Gustavo Cardenas, a state legislator for the party, described De la Cruz as “a family man, a good man” who had sought to expose alleged corruption by local authorities.
“The main suspects are in the state government... I have not the slightest doubt that a significant responsibility falls on these men,” he said.
Media rights group Reporters Without Borders urged authorities to carry out “a prompt investigation” into the murder and whether it was linked to De la Cruz’s journalistic work.
The Tamaulipas prosecutor’s office confirmed the murder and said that it was investigating the case under protocols for dealing with crimes against freedom of expression.
More than 150 journalists have been murdered since 2000 in Mexico, one of the world’s most dangerous countries for the media, with only a fraction of the crimes resulting in convictions.
The United States and the European Parliament have urged Mexico to ensure adequate protection for journalists following the recent string of killings.
Lopez Obrador has vowed “zero impunity” for the crimes.
Before de la Cruz’s murder, the government had considered that nine of this year’s victims were killed because of their media work.
It has reported the detention of 26 suspects in the murders, nine of whom have been formally charged.
Tamaulipas is one of the Mexican states most affected by violence involving drug cartels, which have repeatedly tried to silence the press with attacks, according to rights groups.
In 2012 a car bomb exploded in front of Expreso’s offices, although nobody was injured.
In 2018, a human head was left outside its offices.


A US FCC commissioner urges Apple, Google to boot TikTok from app stores

A US FCC commissioner urges Apple, Google to boot TikTok from app stores
Updated 30 June 2022

A US FCC commissioner urges Apple, Google to boot TikTok from app stores

A US FCC commissioner urges Apple, Google to boot TikTok from app stores

WASHINGTON/NEW YORK: A Republican member of the Federal Communications Commission has urged the chief executives of Apple Inc. and Alphabet Inc’s Google to kick Chinese-owned TikTok out of its app stores.
Brendan Carr, the FCC commissioner, said in a letter to the CEOs, dated June 24 and sent on FCC letterhead, that video-sharing app TikTok has collected vast troves of sensitive data about US users that could be accessed by ByteDance staff in Beijing. ByteDance is TikTok’s Chinese parent.
Carr tweeted details of the letter on Tuesday.
“TikTok is not just another video app. That’s the sheep’s clothing,” Carr said on Twitter. “It harvests swaths of sensitive data that new reports show are being accessed in Beijing.”
Carr asked the companies to either remove TikTok from their app stores by July 8 or explain to him why they did not plan to do so.
Carr’s request is unusual given that the FCC does not have clear jurisdiction over the content of app stores.

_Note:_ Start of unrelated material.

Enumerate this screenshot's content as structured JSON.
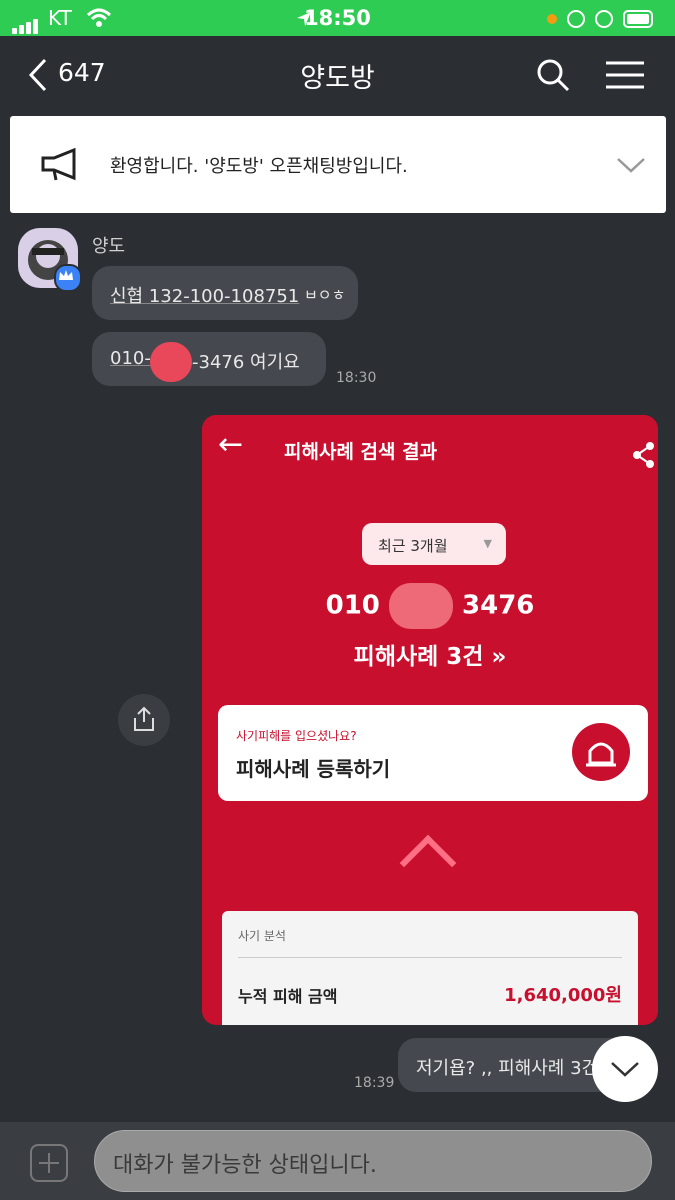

The FCC regulates the national security space usually through its authority to grant certain communications licenses to companies.

A TikTok spokeswoman said the company’s engineers in locations outside of the United States, including China, can be granted access to US user data “on an as-needed basis” and under “strict controls.”
Google declined comment on Carr’s letter, while Apple did not immediately respond to a request for comment.
TikTok has been under US regulatory scrutiny over its collection of US personal data. The Committee on Foreign Investment in the United States (CFIUS), which reviews deals by foreign acquirers for potential national security risks, ordered ByteDance in 2020 to divest TikTok because of fears that US user data could be passed on to China’s communist government.
To address these concerns, TikTok said earlier this month that it migrated the information of its US users to servers at Oracle Corp.
A spokesperson for the US Department of the Treasury, which chairs CFIUS, did not immediately respond to a request for comment.
“What we’re seeing here from Commissioner Carr is a suggestion that at least some parts of the US government don’t think that this is enough,” Richard Sofield, a national security partner at law firm Vinson & Elkins LLP, said about TikTok’s partnership with Oracle.